Adjusting for cross-cultural differences in computer-adaptive tests of quality of life.

16 Feb 2018
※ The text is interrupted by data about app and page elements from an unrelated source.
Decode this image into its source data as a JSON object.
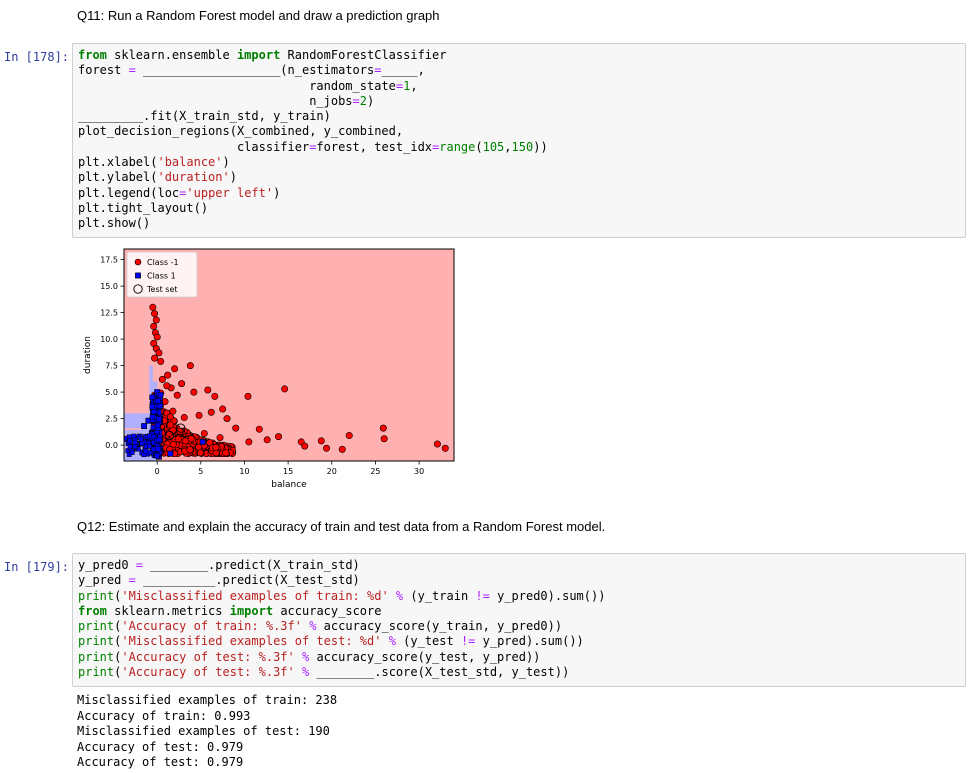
{
  "q11": {
    "heading": "Q11: Run a Random Forest model and draw a prediction graph",
    "prompt": "In [178]:",
    "code": [
      [
        [
          "kw",
          "from"
        ],
        [
          "t",
          " sklearn.ensemble "
        ],
        [
          "kw",
          "import"
        ],
        [
          "t",
          " RandomForestClassifier"
        ]
      ],
      [
        [
          "t",
          "forest "
        ],
        [
          "op",
          "="
        ],
        [
          "t",
          " ___________________(n_estimators"
        ],
        [
          "op",
          "="
        ],
        [
          "t",
          "_____,"
        ]
      ],
      [
        [
          "t",
          "                                random_state"
        ],
        [
          "op",
          "="
        ],
        [
          "num",
          "1"
        ],
        [
          "t",
          ","
        ]
      ],
      [
        [
          "t",
          "                                n_jobs"
        ],
        [
          "op",
          "="
        ],
        [
          "num",
          "2"
        ],
        [
          "t",
          ")"
        ]
      ],
      [
        [
          "t",
          "_________.fit(X_train_std, y_train)"
        ]
      ],
      [
        [
          "t",
          "plot_decision_regions(X_combined, y_combined,"
        ]
      ],
      [
        [
          "t",
          "                      classifier"
        ],
        [
          "op",
          "="
        ],
        [
          "t",
          "forest, test_idx"
        ],
        [
          "op",
          "="
        ],
        [
          "bi",
          "range"
        ],
        [
          "t",
          "("
        ],
        [
          "num",
          "105"
        ],
        [
          "t",
          ","
        ],
        [
          "num",
          "150"
        ],
        [
          "t",
          "))"
        ]
      ],
      [
        [
          "t",
          "plt.xlabel("
        ],
        [
          "str",
          "'balance'"
        ],
        [
          "t",
          ")"
        ]
      ],
      [
        [
          "t",
          "plt.ylabel("
        ],
        [
          "str",
          "'duration'"
        ],
        [
          "t",
          ")"
        ]
      ],
      [
        [
          "t",
          "plt.legend(loc"
        ],
        [
          "op",
          "="
        ],
        [
          "str",
          "'upper left'"
        ],
        [
          "t",
          ")"
        ]
      ],
      [
        [
          "t",
          "plt.tight_layout()"
        ]
      ],
      [
        [
          "t",
          "plt.show()"
        ]
      ]
    ]
  },
  "chart_data": {
    "type": "scatter",
    "xlabel": "balance",
    "ylabel": "duration",
    "xlim": [
      -3.8,
      34
    ],
    "ylim": [
      -1.5,
      18.5
    ],
    "xticks": [
      0,
      5,
      10,
      15,
      20,
      25,
      30
    ],
    "yticks": [
      0.0,
      2.5,
      5.0,
      7.5,
      10.0,
      12.5,
      15.0,
      17.5
    ],
    "legend": {
      "placement": "upper left",
      "entries": [
        "Class -1",
        "Class 1",
        "Test set"
      ]
    },
    "colors": {
      "class_neg": "#ff0000",
      "class_pos": "#0000ff",
      "region_neg": "#ffb0b0",
      "region_pos": "#b0b0ff"
    },
    "series": [
      {
        "name": "Class -1",
        "marker": "circle",
        "points": [
          [
            -0.5,
            13.0
          ],
          [
            -0.3,
            12.4
          ],
          [
            -0.1,
            11.8
          ],
          [
            -0.4,
            11.2
          ],
          [
            -0.2,
            10.6
          ],
          [
            0.0,
            10.2
          ],
          [
            -0.4,
            9.6
          ],
          [
            -0.1,
            9.1
          ],
          [
            0.2,
            8.7
          ],
          [
            -0.3,
            8.2
          ],
          [
            0.4,
            7.9
          ],
          [
            3.8,
            7.5
          ],
          [
            2.0,
            7.2
          ],
          [
            1.2,
            6.6
          ],
          [
            0.6,
            6.2
          ],
          [
            2.8,
            5.8
          ],
          [
            1.6,
            5.4
          ],
          [
            5.8,
            5.2
          ],
          [
            4.2,
            5.0
          ],
          [
            2.3,
            4.7
          ],
          [
            6.6,
            4.6
          ],
          [
            10.4,
            4.6
          ],
          [
            14.6,
            5.3
          ],
          [
            7.5,
            3.4
          ],
          [
            6.2,
            3.1
          ],
          [
            8.0,
            2.5
          ],
          [
            4.8,
            2.8
          ],
          [
            3.1,
            2.6
          ],
          [
            9.0,
            1.6
          ],
          [
            11.7,
            1.5
          ],
          [
            13.9,
            0.8
          ],
          [
            16.5,
            0.3
          ],
          [
            18.8,
            0.4
          ],
          [
            22.0,
            0.9
          ],
          [
            25.9,
            1.6
          ],
          [
            26.0,
            0.6
          ],
          [
            32.1,
            0.1
          ],
          [
            33.0,
            -0.3
          ],
          [
            21.2,
            -0.4
          ],
          [
            19.4,
            -0.3
          ],
          [
            16.9,
            -0.1
          ],
          [
            12.6,
            0.5
          ],
          [
            10.5,
            0.3
          ],
          [
            7.2,
            0.7
          ],
          [
            5.4,
            1.1
          ],
          [
            3.9,
            0.6
          ],
          [
            2.6,
            1.3
          ],
          [
            1.5,
            1.9
          ],
          [
            0.8,
            2.3
          ],
          [
            1.8,
            3.2
          ],
          [
            0.9,
            4.1
          ],
          [
            0.4,
            4.9
          ],
          [
            1.1,
            5.6
          ]
        ]
      },
      {
        "name": "Class 1",
        "marker": "square",
        "points": [
          [
            -3.6,
            0.6
          ],
          [
            -3.2,
            0.2
          ],
          [
            -2.8,
            -0.2
          ],
          [
            -2.4,
            0.1
          ],
          [
            -2.0,
            0.8
          ],
          [
            -1.5,
            1.8
          ],
          [
            -1.0,
            2.3
          ],
          [
            -0.6,
            1.1
          ],
          [
            -0.3,
            3.5
          ],
          [
            -0.2,
            4.6
          ],
          [
            0.0,
            5.0
          ],
          [
            -0.5,
            -0.6
          ],
          [
            -1.7,
            -0.7
          ],
          [
            0.2,
            -1.1
          ],
          [
            1.5,
            -0.8
          ],
          [
            5.2,
            0.3
          ]
        ]
      },
      {
        "name": "Test set",
        "marker": "open-circle",
        "points": [
          [
            0.1,
            4.0
          ],
          [
            1.4,
            0.9
          ],
          [
            2.7,
            1.6
          ]
        ]
      }
    ]
  },
  "q12": {
    "heading": "Q12: Estimate and explain the accuracy of train and test data from a Random Forest model.",
    "prompt": "In [179]:",
    "code": [
      [
        [
          "t",
          "y_pred0 "
        ],
        [
          "op",
          "="
        ],
        [
          "t",
          " ________.predict(X_train_std)"
        ]
      ],
      [
        [
          "t",
          "y_pred "
        ],
        [
          "op",
          "="
        ],
        [
          "t",
          " __________.predict(X_test_std)"
        ]
      ],
      [
        [
          "bi",
          "print"
        ],
        [
          "t",
          "("
        ],
        [
          "str",
          "'Misclassified examples of train: %d'"
        ],
        [
          "t",
          " "
        ],
        [
          "op",
          "%"
        ],
        [
          "t",
          " (y_train "
        ],
        [
          "op",
          "!="
        ],
        [
          "t",
          " y_pred0).sum())"
        ]
      ],
      [
        [
          "kw",
          "from"
        ],
        [
          "t",
          " sklearn.metrics "
        ],
        [
          "kw",
          "import"
        ],
        [
          "t",
          " accuracy_score"
        ]
      ],
      [
        [
          "bi",
          "print"
        ],
        [
          "t",
          "("
        ],
        [
          "str",
          "'Accuracy of train: %.3f'"
        ],
        [
          "t",
          " "
        ],
        [
          "op",
          "%"
        ],
        [
          "t",
          " accuracy_score(y_train, y_pred0))"
        ]
      ],
      [
        [
          "bi",
          "print"
        ],
        [
          "t",
          "("
        ],
        [
          "str",
          "'Misclassified examples of test: %d'"
        ],
        [
          "t",
          " "
        ],
        [
          "op",
          "%"
        ],
        [
          "t",
          " (y_test "
        ],
        [
          "op",
          "!="
        ],
        [
          "t",
          " y_pred).sum())"
        ]
      ],
      [
        [
          "bi",
          "print"
        ],
        [
          "t",
          "("
        ],
        [
          "str",
          "'Accuracy of test: %.3f'"
        ],
        [
          "t",
          " "
        ],
        [
          "op",
          "%"
        ],
        [
          "t",
          " accuracy_score(y_test, y_pred))"
        ]
      ],
      [
        [
          "bi",
          "print"
        ],
        [
          "t",
          "("
        ],
        [
          "str",
          "'Accuracy of test: %.3f'"
        ],
        [
          "t",
          " "
        ],
        [
          "op",
          "%"
        ],
        [
          "t",
          " ________.score(X_test_std, y_test))"
        ]
      ]
    ],
    "output": [
      "Misclassified examples of train: 238",
      "Accuracy of train: 0.993",
      "Misclassified examples of test: 190",
      "Accuracy of test: 0.979",
      "Accuracy of test: 0.979"
    ]
  }
}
Quality of life differs between individuals and across different cultures. Traditional methods of comparing quality of life (QoL) between cultures, for example comparing ordinal summary scores from scales in different cultures, do not allow for nuanced differences in the interpretation of items. Though considerable development work was conducted to ensure that items of the World Health Organisation Quality of Life (WHOQOL) measures were developed and validated in a manner that enhanced semantic and conceptual equivalence [1,2], previous research has identified issues with metric equivalence between language versions of the WHOQOL-100 questionnaire [3]. The current study aims to evaluate the metric equivalence of a 40-item bank derived from the WHOQOL-100 and to statistically compensate for different response behaviours between cultures.